[-pē′nə]
Etymology: L, sub + poena, penalty
(in law) a document from a court commanding that a person appear at a certain time and place to testify on a specific matter. Subpoenas are governed by federal rules for criminal and civil procedures.

subpoena

(sŭ-pē′nă)
A court order that requires a person to come to court or appear at a specific time and place to give testimony. Failure to appear can result in punishment by the court.

subpoena (sub´pē´nə),

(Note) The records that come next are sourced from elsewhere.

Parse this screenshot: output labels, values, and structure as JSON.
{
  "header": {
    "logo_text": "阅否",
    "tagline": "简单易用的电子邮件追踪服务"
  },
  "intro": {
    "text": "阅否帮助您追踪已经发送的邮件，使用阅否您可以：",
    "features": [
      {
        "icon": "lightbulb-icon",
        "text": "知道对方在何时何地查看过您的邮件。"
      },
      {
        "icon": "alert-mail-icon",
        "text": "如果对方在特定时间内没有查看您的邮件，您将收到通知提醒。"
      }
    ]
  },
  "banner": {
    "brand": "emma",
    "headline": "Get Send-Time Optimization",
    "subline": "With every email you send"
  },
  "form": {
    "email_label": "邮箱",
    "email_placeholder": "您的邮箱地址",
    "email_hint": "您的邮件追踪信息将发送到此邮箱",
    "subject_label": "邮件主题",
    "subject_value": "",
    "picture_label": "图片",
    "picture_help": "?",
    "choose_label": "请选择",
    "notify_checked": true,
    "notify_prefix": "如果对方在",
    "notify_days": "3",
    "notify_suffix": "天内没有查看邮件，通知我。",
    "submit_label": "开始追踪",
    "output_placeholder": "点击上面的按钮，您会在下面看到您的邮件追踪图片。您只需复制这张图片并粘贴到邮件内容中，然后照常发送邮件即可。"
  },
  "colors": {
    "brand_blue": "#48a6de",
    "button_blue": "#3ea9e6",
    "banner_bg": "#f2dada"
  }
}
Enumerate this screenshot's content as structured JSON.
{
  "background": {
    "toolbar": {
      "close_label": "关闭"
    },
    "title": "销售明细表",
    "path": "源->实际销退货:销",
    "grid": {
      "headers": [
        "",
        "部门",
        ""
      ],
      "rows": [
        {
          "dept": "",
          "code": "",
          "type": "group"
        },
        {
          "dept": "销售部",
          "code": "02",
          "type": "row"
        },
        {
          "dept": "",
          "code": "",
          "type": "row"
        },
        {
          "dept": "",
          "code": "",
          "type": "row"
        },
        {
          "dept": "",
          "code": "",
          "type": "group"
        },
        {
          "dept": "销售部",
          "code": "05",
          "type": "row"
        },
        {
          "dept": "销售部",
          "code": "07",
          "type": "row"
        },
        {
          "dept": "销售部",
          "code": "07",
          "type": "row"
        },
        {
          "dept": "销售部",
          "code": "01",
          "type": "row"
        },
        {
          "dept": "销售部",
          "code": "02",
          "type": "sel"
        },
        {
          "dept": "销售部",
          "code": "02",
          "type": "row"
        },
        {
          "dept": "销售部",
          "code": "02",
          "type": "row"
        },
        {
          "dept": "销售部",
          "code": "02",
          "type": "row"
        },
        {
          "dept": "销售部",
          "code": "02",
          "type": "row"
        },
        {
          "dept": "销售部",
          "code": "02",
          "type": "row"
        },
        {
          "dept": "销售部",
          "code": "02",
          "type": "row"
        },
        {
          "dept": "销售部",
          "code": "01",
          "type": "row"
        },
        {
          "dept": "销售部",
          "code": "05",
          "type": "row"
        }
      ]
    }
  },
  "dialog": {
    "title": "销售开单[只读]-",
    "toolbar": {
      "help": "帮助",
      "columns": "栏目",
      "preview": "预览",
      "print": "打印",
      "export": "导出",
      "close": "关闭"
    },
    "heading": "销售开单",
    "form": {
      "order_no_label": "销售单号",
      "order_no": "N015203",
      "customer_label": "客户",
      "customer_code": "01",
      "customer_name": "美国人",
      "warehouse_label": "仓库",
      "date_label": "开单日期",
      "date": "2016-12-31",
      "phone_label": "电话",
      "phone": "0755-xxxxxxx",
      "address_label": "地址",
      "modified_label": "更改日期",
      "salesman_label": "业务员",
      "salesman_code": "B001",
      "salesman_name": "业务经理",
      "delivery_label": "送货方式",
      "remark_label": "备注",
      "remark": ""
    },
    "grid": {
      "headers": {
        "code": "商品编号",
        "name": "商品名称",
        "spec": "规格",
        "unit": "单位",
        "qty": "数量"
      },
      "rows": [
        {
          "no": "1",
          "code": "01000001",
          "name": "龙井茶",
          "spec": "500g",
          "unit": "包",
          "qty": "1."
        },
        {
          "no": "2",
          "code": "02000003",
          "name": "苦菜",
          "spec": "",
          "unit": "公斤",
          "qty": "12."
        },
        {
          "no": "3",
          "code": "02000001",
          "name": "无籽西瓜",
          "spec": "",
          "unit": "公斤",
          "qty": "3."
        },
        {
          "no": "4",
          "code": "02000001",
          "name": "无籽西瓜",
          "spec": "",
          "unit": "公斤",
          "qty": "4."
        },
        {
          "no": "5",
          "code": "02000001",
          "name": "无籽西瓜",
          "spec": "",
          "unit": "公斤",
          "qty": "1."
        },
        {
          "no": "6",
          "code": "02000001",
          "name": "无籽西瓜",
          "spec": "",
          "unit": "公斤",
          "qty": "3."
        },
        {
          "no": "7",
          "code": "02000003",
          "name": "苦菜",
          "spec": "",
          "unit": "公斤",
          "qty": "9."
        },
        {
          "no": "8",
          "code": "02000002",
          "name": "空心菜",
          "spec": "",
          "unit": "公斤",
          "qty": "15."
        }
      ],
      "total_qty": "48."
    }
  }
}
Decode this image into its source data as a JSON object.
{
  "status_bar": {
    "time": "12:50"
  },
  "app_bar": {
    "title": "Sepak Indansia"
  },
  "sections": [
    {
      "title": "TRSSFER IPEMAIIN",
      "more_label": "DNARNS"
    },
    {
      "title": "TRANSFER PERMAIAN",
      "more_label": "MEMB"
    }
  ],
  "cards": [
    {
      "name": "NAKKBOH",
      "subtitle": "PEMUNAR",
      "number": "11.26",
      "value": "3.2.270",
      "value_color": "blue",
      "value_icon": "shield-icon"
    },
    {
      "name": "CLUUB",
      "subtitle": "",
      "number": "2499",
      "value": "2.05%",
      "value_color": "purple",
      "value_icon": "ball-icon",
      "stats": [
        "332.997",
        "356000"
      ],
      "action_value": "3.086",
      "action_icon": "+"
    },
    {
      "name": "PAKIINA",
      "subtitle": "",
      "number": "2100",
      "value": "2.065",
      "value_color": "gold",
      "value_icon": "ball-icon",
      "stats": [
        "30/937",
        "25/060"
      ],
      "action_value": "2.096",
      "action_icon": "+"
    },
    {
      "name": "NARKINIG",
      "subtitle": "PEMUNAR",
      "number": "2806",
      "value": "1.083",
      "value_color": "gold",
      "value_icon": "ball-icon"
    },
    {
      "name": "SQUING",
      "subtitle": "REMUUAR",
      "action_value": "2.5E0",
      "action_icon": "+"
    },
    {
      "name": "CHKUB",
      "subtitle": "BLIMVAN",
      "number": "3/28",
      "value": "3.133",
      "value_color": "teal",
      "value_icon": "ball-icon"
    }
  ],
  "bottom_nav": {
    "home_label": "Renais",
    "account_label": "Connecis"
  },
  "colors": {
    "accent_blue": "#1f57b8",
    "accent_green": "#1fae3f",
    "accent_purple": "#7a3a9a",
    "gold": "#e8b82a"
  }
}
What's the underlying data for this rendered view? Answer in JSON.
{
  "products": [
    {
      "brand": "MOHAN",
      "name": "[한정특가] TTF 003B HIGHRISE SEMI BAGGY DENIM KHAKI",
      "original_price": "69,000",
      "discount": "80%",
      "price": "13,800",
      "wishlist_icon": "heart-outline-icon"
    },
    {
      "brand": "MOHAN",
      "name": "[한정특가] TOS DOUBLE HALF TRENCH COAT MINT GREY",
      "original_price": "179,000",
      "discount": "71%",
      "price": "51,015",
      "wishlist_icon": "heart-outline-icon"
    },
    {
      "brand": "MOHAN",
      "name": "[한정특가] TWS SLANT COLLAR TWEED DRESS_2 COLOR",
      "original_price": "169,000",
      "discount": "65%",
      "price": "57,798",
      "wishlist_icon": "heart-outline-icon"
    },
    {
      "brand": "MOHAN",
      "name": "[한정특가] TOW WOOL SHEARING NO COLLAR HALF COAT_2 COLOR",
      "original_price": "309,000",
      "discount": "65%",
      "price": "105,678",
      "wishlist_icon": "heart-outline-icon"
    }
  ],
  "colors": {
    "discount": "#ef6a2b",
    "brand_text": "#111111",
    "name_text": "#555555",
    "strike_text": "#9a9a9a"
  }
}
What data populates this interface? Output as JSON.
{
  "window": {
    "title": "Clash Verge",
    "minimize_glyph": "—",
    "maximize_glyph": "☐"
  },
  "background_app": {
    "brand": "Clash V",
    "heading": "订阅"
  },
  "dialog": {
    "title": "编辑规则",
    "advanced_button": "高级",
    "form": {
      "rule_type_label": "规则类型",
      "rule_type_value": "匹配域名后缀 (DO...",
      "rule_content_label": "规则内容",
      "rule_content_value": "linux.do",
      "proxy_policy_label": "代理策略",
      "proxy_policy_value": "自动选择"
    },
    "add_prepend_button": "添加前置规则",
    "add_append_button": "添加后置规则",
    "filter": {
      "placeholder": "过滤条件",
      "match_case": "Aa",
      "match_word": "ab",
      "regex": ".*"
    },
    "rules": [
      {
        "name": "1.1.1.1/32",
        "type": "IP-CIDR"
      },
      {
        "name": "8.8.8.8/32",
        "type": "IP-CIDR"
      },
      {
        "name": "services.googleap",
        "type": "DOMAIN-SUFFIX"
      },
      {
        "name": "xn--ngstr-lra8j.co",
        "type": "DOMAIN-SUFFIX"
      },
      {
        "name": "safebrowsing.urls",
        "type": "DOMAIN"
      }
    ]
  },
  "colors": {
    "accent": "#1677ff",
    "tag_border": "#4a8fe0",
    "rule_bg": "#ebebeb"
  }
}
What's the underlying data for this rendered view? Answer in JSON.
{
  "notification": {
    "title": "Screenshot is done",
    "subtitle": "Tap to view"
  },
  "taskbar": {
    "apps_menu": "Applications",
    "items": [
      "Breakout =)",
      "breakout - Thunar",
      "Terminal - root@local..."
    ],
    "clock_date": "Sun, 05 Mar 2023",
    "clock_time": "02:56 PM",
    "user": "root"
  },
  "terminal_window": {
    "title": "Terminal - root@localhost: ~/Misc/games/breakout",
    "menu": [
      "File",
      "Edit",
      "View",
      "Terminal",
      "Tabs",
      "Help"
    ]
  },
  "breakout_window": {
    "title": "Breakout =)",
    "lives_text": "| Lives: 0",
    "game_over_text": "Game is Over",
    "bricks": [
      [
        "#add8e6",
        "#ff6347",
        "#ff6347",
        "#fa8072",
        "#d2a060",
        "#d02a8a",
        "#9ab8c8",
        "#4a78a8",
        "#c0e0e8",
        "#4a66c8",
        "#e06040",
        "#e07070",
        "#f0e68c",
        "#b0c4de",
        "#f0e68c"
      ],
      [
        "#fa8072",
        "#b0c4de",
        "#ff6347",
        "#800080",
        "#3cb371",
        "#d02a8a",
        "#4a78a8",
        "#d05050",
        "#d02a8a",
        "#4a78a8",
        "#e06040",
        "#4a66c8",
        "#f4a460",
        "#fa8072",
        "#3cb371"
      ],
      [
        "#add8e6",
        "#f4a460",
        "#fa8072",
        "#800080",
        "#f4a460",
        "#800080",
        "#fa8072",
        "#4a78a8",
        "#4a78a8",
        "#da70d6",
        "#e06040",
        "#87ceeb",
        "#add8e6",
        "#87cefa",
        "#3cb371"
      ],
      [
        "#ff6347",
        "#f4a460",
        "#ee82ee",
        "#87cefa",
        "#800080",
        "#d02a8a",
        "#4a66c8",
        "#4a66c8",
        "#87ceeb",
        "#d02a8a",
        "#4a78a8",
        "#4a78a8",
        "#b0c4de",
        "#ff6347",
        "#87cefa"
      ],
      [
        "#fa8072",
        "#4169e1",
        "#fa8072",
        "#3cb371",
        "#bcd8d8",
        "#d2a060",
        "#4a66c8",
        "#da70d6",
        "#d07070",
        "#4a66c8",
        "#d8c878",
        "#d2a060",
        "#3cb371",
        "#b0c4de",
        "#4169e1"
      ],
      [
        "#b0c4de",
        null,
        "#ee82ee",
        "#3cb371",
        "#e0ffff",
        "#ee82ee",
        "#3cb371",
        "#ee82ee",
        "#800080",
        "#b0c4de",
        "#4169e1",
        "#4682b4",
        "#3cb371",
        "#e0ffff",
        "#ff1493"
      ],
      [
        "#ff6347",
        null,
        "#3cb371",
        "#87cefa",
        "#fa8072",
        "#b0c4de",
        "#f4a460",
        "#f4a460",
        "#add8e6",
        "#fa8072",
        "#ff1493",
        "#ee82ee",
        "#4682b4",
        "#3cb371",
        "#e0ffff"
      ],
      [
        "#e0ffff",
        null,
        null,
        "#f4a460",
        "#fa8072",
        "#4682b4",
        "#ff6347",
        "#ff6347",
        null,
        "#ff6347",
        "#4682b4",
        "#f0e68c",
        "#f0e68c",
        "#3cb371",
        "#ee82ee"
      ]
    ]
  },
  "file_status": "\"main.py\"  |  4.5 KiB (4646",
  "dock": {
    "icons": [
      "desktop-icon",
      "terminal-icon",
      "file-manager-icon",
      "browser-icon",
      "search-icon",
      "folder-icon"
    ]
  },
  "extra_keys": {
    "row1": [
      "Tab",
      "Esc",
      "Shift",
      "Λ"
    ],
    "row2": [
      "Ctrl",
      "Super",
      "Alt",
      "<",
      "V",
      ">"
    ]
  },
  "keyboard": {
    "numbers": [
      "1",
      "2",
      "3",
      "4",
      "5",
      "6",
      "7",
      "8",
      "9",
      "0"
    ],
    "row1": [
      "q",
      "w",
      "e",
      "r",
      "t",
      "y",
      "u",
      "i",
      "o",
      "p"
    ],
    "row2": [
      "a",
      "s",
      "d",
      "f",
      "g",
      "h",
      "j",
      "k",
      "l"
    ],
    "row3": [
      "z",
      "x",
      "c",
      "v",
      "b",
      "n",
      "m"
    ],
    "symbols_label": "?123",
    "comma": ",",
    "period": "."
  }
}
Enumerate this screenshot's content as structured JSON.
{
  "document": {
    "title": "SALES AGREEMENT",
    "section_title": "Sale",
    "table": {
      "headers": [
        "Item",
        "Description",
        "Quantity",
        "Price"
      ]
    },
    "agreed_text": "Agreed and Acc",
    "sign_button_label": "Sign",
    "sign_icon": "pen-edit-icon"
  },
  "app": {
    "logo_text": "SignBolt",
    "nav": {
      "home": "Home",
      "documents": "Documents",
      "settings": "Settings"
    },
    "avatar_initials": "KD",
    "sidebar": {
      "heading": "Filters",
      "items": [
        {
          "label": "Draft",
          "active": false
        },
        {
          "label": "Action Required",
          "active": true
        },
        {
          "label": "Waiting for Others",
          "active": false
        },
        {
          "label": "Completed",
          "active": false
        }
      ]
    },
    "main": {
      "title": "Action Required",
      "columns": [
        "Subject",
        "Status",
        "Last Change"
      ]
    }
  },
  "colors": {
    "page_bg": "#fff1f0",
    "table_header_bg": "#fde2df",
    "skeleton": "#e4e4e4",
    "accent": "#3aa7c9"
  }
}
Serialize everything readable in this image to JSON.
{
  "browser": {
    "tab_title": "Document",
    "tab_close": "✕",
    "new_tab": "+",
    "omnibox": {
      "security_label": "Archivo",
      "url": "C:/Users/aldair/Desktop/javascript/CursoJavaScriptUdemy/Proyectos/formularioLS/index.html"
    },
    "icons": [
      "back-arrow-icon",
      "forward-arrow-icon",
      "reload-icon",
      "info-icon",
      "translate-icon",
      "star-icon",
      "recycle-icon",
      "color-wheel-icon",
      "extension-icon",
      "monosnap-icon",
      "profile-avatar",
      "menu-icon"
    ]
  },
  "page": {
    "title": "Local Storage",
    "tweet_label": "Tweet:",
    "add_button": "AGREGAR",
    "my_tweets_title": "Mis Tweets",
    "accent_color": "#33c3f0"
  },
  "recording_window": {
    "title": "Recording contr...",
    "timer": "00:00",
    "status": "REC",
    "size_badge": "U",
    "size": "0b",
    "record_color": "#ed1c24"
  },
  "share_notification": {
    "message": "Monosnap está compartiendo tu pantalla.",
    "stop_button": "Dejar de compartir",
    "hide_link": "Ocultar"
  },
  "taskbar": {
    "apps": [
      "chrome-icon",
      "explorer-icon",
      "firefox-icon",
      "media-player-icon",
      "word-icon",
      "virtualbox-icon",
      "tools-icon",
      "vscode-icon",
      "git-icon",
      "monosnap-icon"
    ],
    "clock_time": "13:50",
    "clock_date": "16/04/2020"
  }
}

n the process or writ issued by the court requiring the attendance of a witness at a certain time and place for testimony. It also may order him or her to bring books, records, or other relevant items as evidence.
subpoena duces tecum,
n a subpoena commanding a person to bring books, papers, records, or other items to the court.
References in periodicals archive ?
He allayed the fears of the public that the subpoena power which has been restored by virtue of Republic Act 10973 is anti-poor.
President Rodrigo Duterte signed the new law last week, granting the PNP chief, the director of the PNP Criminal Investigation and Detection Group (CIDG) and the CIDG deputy director subpoena powers.
Consult with expert counsel and/or explain to the judge, if necessary, about the potential conflict between the subpoenas, codes of ethics, and copyright laws.
Taro intends to respond to the subpoena and otherwise cooperate with the Department of Justice investigation," the company said in the filing.
At a press conference, Parker said withdrawing the subpoenas was in the city's best interest.
Grand jury subpoenas often call for the production of important and highly confidential business records including voluminous contracts, emails, project files, address books, and bank and credit card records.
Typically, an attorney or other party will issue a subpoena because you might be in possession of information that will establish facts relevant to the underlying case.
The above hypothetical is a typical situation Article 32 officers are likely to confront, and raises some interesting questions for military justice practitioners as they begin to grapple with issuing subpoenas under their new compulsory process powers.
The New York Credit Union Association of New York strongly backed the measure, which was sponsored by Assemblyman Joseph Lentol (D-Metropolitan) and Senator Stephen Saland (R-Catskill/Hudson) because many credit unions had been "inundated," with subpoenas by law firms and debt collectors, according to William J.
Many an agent and broker has seen subpoenas come and go, with nary a lawsuit being amended to name them in the case.
The bank has received subpoenas regarding municipal derivatives transactions from 1992 to the present.
At least 10 legislators and one former legislator have confirmed personally or through attorneys or the two-year college system that they have received subpoenas.